Still in Singapore, the Inquiry and financial services group DBS released Green Finance Opportunities in ASEAN, which finds that US$3 trillion in green investment is needed between 2016 and 2030. This represents a new ASEAN green investment market 37 times the size of the global 2016 green bond market. The report lays out ways in which the ASEAN region can unlock this investment, provides an analysis of green investment opportunities from 2016 to 2030, assesses the characteristics of those opportunities, and estimates current green finance flows. Based on a literature review and expert interviews, it also lays out some of the barriers to scaling up ASEAN green finance and how to address them.


China has firmly established itself as a global leader on green finance. The launch of Establishing China’s Green Financial System: Progress Report, co-authored by the International Institute of Green Finance (IIGF) of the Central University of Finance and Economics (CUFE) and the UN Environment Inquiry marked its first in-depth assessment of green finance progress. The report finds that China – which put green finance on the G20 agenda during its 2016 presidency – is following through on its political commitment to boost the financing required to do this. The report looks particularly at progress since the State Council in August 2016 approved a set of recommendations for action on greening China’s financial system.

In partnership with UN Environment, Morocco’s insurance regulator ACAPS held the first-ever Morocco Sustainable Insurance Day in Rabat on 6 December. This event brought together the CEOs of leading Moroccan insurance companies, the national insurance association and Moroccan government ministries to accelerate sustainable insurance in Morocco, and implement Morocco’s national sustainable finance roadmap into the insurance sector.

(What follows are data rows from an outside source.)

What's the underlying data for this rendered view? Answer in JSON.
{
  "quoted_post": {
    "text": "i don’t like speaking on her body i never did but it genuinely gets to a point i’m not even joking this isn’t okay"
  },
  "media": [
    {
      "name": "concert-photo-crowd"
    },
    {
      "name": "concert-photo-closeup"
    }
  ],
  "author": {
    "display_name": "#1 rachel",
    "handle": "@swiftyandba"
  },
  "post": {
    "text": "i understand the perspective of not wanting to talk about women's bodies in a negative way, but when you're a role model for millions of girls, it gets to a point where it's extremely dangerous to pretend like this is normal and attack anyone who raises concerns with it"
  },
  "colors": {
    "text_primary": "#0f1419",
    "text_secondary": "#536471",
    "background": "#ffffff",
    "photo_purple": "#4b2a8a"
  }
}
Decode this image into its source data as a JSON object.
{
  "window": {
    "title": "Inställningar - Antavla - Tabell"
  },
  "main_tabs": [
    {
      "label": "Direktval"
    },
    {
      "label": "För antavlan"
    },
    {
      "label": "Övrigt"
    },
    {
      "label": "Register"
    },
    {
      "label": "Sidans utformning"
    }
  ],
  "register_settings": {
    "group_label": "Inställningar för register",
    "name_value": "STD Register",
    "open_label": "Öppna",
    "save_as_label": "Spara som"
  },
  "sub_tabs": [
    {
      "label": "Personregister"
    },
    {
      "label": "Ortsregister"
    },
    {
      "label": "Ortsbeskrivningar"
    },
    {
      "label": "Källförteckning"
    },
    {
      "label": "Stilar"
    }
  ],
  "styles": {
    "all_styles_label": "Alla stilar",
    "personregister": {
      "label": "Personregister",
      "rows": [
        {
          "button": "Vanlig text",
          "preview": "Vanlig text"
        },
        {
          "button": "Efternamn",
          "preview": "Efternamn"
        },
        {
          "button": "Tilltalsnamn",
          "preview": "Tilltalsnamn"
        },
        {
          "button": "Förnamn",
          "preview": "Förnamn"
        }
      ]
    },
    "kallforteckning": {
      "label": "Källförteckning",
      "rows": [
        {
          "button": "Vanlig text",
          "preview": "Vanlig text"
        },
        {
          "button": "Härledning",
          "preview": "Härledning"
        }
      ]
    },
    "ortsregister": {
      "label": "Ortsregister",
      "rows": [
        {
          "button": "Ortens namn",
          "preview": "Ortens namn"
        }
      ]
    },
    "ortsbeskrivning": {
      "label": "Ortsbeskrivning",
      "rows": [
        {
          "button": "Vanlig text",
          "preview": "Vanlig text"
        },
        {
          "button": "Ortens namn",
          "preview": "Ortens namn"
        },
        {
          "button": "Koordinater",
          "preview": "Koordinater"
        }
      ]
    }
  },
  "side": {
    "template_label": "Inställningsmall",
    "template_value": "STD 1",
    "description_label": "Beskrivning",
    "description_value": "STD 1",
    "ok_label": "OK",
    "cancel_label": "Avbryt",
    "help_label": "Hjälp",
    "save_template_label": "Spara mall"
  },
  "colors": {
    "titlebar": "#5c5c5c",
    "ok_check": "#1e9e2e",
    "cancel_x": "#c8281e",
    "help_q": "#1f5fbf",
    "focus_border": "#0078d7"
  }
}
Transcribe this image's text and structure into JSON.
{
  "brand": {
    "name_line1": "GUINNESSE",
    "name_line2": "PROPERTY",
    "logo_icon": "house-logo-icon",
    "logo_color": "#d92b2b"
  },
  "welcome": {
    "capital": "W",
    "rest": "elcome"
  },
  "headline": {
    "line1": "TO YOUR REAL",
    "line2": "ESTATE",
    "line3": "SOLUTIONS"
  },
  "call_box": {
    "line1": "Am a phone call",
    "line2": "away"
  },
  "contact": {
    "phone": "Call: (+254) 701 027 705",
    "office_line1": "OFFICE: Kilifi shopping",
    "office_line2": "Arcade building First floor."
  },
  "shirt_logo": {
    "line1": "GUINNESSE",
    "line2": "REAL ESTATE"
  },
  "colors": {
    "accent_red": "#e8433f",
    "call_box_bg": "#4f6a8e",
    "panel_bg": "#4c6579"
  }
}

On the occasion of the One Planet Summit, UN Environment and UN Climate Change partnered to produce a short video demonstrating how the financial system can be reset to achieve a stable climate. The “quiet revolution” revolution’ identified by the Inquiry in its 2015 report The Financial System We Need is indeed under way!

The United Climate Strategy & Partners and the UN Environment Inquiry launched Green Tagging: Mobilizing Bank Finance for Energy Efficiently in Real Estate. The report, which was launched at a high-level event in Paris hosted by the Energy Efficiency Financial Institutions Group, co-convened by the European Commission and the United Nations Environment Programme – Finance Initiative, found that green tagging around real estate and energy efficiency is growing at a critical time.

Five new cities
– Frankfurt, Geneva, Shenzhen, Toronto and Zurich – have joined the International Network of Financial Centres for Sustainability. The founding members of the Network – convened by UN Environment and launched in Casablanca on 28 September 2017 – including Astana, Casablanca, Dublin, Hong Kong, London, Luxembourg, Milan, Paris, Qatar, Shanghai and Stockholm, have all committed to harnessing their financial expertise to drive action on climate change and sustainable development. The Inquiry released Accelerating Financial Centre Action on Sustainable Development that states that more than 20 financial centres are now active in green and sustainable finance on the margins of the One Planet Summit.

Nigeria has become the first African nation to issue a sovereign green bond, and the fourth internationally. In what will be another record year for green bonds, the largest African economy and most populous country on the continent has issued a 5-year NGN10.7 billion (US$30 million) note. The tranche is the first in what is anticipated to be a NGN150 billion (US$420 million) programme. The proceeds will be used to fund projects in the 2017 national budget, which include renewable energy and afforestation activities.